■ WHAT YOU ARE ASKED TO DO: Print out all the records, word for word.

■ DATASET RECORDS:
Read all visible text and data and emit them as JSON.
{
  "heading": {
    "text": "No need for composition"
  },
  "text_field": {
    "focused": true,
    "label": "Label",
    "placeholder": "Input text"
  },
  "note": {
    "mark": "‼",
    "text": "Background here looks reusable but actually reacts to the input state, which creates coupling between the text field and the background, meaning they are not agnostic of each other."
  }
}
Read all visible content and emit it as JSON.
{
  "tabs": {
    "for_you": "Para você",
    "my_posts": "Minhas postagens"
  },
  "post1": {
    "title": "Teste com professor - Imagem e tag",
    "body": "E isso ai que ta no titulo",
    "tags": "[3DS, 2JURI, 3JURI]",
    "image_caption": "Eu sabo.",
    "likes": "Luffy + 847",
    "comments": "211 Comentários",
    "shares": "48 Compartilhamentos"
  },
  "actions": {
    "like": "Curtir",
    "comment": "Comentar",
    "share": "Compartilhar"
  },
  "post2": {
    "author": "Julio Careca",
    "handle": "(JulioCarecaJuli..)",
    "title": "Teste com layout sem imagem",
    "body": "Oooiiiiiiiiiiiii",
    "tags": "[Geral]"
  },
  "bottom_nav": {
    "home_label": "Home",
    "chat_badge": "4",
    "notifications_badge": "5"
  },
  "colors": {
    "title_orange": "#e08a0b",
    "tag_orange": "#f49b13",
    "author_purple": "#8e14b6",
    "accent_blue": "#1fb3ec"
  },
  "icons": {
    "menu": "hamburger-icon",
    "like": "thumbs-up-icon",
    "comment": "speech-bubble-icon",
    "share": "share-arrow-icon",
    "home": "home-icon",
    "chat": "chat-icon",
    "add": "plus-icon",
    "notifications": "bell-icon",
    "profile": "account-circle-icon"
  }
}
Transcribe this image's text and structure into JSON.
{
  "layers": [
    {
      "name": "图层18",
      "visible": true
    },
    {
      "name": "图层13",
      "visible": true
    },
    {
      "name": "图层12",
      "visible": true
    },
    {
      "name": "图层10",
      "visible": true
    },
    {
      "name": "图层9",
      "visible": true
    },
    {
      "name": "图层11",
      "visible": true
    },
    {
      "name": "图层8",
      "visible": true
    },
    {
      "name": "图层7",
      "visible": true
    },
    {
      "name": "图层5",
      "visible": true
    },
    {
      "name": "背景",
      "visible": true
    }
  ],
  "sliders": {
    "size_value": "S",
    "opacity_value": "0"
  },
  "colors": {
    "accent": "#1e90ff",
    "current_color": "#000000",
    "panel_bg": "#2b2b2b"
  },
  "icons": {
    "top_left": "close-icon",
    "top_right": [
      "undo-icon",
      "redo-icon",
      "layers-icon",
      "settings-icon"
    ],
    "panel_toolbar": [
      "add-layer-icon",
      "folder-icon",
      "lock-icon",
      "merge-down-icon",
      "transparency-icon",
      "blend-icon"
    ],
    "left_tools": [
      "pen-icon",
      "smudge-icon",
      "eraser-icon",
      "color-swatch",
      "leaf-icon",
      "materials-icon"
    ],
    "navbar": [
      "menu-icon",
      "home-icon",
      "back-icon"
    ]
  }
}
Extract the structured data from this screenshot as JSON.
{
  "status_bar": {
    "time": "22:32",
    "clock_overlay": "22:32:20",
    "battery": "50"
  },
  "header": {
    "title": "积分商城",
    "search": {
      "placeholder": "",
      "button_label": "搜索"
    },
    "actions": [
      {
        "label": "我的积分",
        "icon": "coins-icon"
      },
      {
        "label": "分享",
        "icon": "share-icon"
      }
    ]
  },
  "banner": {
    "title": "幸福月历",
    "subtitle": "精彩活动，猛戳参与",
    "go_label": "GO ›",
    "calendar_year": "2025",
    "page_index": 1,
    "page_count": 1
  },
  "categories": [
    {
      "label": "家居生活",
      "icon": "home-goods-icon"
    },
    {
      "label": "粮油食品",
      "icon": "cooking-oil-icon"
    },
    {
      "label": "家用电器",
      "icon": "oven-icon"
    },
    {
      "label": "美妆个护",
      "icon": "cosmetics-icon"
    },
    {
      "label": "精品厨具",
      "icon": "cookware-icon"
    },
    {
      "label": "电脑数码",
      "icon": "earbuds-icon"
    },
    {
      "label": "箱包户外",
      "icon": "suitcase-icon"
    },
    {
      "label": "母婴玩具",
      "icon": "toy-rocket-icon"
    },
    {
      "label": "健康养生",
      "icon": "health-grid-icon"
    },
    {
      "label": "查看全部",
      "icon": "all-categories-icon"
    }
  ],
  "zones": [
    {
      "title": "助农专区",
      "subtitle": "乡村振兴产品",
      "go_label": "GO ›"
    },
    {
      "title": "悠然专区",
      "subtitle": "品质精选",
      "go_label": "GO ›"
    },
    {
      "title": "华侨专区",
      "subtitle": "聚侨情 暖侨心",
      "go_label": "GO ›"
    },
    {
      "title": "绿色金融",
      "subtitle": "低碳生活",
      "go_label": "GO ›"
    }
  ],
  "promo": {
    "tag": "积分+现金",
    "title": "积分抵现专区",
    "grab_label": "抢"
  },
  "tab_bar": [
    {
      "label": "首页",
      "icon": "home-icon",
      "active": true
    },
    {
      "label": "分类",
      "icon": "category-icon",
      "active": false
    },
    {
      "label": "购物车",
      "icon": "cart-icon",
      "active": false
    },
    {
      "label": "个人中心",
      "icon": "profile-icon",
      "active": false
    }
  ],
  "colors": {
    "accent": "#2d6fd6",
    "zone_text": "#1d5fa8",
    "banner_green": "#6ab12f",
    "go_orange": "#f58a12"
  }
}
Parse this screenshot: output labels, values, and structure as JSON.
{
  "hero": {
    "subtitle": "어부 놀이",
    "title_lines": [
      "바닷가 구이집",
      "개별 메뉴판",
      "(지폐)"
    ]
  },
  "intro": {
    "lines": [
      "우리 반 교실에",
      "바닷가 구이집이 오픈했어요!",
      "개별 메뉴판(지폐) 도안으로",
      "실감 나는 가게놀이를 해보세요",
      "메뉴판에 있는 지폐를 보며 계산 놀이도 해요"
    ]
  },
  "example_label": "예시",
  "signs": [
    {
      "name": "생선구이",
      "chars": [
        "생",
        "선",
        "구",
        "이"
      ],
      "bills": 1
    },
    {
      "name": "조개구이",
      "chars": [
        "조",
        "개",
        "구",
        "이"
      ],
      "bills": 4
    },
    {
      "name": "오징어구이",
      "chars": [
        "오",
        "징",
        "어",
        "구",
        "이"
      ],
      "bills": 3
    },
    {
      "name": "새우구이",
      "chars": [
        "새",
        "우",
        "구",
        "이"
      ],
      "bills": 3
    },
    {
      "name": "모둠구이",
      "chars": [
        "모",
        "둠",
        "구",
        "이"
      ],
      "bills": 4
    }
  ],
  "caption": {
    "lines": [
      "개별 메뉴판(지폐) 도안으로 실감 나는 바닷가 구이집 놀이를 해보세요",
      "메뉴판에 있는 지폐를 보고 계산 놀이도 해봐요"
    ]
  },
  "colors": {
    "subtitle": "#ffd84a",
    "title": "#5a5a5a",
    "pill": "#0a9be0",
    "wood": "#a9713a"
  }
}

■ TASK OUTPUT:
Read all visible text and data and emit them as JSON.
{
  "heading": {
    "text": "No need for composition"
  },
  "text_field": {
    "focused": true,
    "label": "Label",
    "placeholder": "Input text"
  },
  "note": {
    "mark": "‼",
    "text": "Background here looks reusable but actually reacts to the input state, which creates coupling between the text field and the background, meaning they are not agnostic of each other."
  }
}
Read all visible content and emit it as JSON.
{
  "tabs": {
    "for_you": "Para você",
    "my_posts": "Minhas postagens"
  },
  "post1": {
    "title": "Teste com professor - Imagem e tag",
    "body": "E isso ai que ta no titulo",
    "tags": "[3DS, 2JURI, 3JURI]",
    "image_caption": "Eu sabo.",
    "likes": "Luffy + 847",
    "comments": "211 Comentários",
    "shares": "48 Compartilhamentos"
  },
  "actions": {
    "like": "Curtir",
    "comment": "Comentar",
    "share": "Compartilhar"
  },
  "post2": {
    "author": "Julio Careca",
    "handle": "(JulioCarecaJuli..)",
    "title": "Teste com layout sem imagem",
    "body": "Oooiiiiiiiiiiiii",
    "tags": "[Geral]"
  },
  "bottom_nav": {
    "home_label": "Home",
    "chat_badge": "4",
    "notifications_badge": "5"
  },
  "colors": {
    "title_orange": "#e08a0b",
    "tag_orange": "#f49b13",
    "author_purple": "#8e14b6",
    "accent_blue": "#1fb3ec"
  },
  "icons": {
    "menu": "hamburger-icon",
    "like": "thumbs-up-icon",
    "comment": "speech-bubble-icon",
    "share": "share-arrow-icon",
    "home": "home-icon",
    "chat": "chat-icon",
    "add": "plus-icon",
    "notifications": "bell-icon",
    "profile": "account-circle-icon"
  }
}
Transcribe this image's text and structure into JSON.
{
  "layers": [
    {
      "name": "图层18",
      "visible": true
    },
    {
      "name": "图层13",
      "visible": true
    },
    {
      "name": "图层12",
      "visible": true
    },
    {
      "name": "图层10",
      "visible": true
    },
    {
      "name": "图层9",
      "visible": true
    },
    {
      "name": "图层11",
      "visible": true
    },
    {
      "name": "图层8",
      "visible": true
    },
    {
      "name": "图层7",
      "visible": true
    },
    {
      "name": "图层5",
      "visible": true
    },
    {
      "name": "背景",
      "visible": true
    }
  ],
  "sliders": {
    "size_value": "S",
    "opacity_value": "0"
  },
  "colors": {
    "accent": "#1e90ff",
    "current_color": "#000000",
    "panel_bg": "#2b2b2b"
  },
  "icons": {
    "top_left": "close-icon",
    "top_right": [
      "undo-icon",
      "redo-icon",
      "layers-icon",
      "settings-icon"
    ],
    "panel_toolbar": [
      "add-layer-icon",
      "folder-icon",
      "lock-icon",
      "merge-down-icon",
      "transparency-icon",
      "blend-icon"
    ],
    "left_tools": [
      "pen-icon",
      "smudge-icon",
      "eraser-icon",
      "color-swatch",
      "leaf-icon",
      "materials-icon"
    ],
    "navbar": [
      "menu-icon",
      "home-icon",
      "back-icon"
    ]
  }
}
Extract the structured data from this screenshot as JSON.
{
  "status_bar": {
    "time": "22:32",
    "clock_overlay": "22:32:20",
    "battery": "50"
  },
  "header": {
    "title": "积分商城",
    "search": {
      "placeholder": "",
      "button_label": "搜索"
    },
    "actions": [
      {
        "label": "我的积分",
        "icon": "coins-icon"
      },
      {
        "label": "分享",
        "icon": "share-icon"
      }
    ]
  },
  "banner": {
    "title": "幸福月历",
    "subtitle": "精彩活动，猛戳参与",
    "go_label": "GO ›",
    "calendar_year": "2025",
    "page_index": 1,
    "page_count": 1
  },
  "categories": [
    {
      "label": "家居生活",
      "icon": "home-goods-icon"
    },
    {
      "label": "粮油食品",
      "icon": "cooking-oil-icon"
    },
    {
      "label": "家用电器",
      "icon": "oven-icon"
    },
    {
      "label": "美妆个护",
      "icon": "cosmetics-icon"
    },
    {
      "label": "精品厨具",
      "icon": "cookware-icon"
    },
    {
      "label": "电脑数码",
      "icon": "earbuds-icon"
    },
    {
      "label": "箱包户外",
      "icon": "suitcase-icon"
    },
    {
      "label": "母婴玩具",
      "icon": "toy-rocket-icon"
    },
    {
      "label": "健康养生",
      "icon": "health-grid-icon"
    },
    {
      "label": "查看全部",
      "icon": "all-categories-icon"
    }
  ],
  "zones": [
    {
      "title": "助农专区",
      "subtitle": "乡村振兴产品",
      "go_label": "GO ›"
    },
    {
      "title": "悠然专区",
      "subtitle": "品质精选",
      "go_label": "GO ›"
    },
    {
      "title": "华侨专区",
      "subtitle": "聚侨情 暖侨心",
      "go_label": "GO ›"
    },
    {
      "title": "绿色金融",
      "subtitle": "低碳生活",
      "go_label": "GO ›"
    }
  ],
  "promo": {
    "tag": "积分+现金",
    "title": "积分抵现专区",
    "grab_label": "抢"
  },
  "tab_bar": [
    {
      "label": "首页",
      "icon": "home-icon",
      "active": true
    },
    {
      "label": "分类",
      "icon": "category-icon",
      "active": false
    },
    {
      "label": "购物车",
      "icon": "cart-icon",
      "active": false
    },
    {
      "label": "个人中心",
      "icon": "profile-icon",
      "active": false
    }
  ],
  "colors": {
    "accent": "#2d6fd6",
    "zone_text": "#1d5fa8",
    "banner_green": "#6ab12f",
    "go_orange": "#f58a12"
  }
}
Parse this screenshot: output labels, values, and structure as JSON.
{
  "hero": {
    "subtitle": "어부 놀이",
    "title_lines": [
      "바닷가 구이집",
      "개별 메뉴판",
      "(지폐)"
    ]
  },
  "intro": {
    "lines": [
      "우리 반 교실에",
      "바닷가 구이집이 오픈했어요!",
      "개별 메뉴판(지폐) 도안으로",
      "실감 나는 가게놀이를 해보세요",
      "메뉴판에 있는 지폐를 보며 계산 놀이도 해요"
    ]
  },
  "example_label": "예시",
  "signs": [
    {
      "name": "생선구이",
      "chars": [
        "생",
        "선",
        "구",
        "이"
      ],
      "bills": 1
    },
    {
      "name": "조개구이",
      "chars": [
        "조",
        "개",
        "구",
        "이"
      ],
      "bills": 4
    },
    {
      "name": "오징어구이",
      "chars": [
        "오",
        "징",
        "어",
        "구",
        "이"
      ],
      "bills": 3
    },
    {
      "name": "새우구이",
      "chars": [
        "새",
        "우",
        "구",
        "이"
      ],
      "bills": 3
    },
    {
      "name": "모둠구이",
      "chars": [
        "모",
        "둠",
        "구",
        "이"
      ],
      "bills": 4
    }
  ],
  "caption": {
    "lines": [
      "개별 메뉴판(지폐) 도안으로 실감 나는 바닷가 구이집 놀이를 해보세요",
      "메뉴판에 있는 지폐를 보고 계산 놀이도 해봐요"
    ]
  },
  "colors": {
    "subtitle": "#ffd84a",
    "title": "#5a5a5a",
    "pill": "#0a9be0",
    "wood": "#a9713a"
  }
}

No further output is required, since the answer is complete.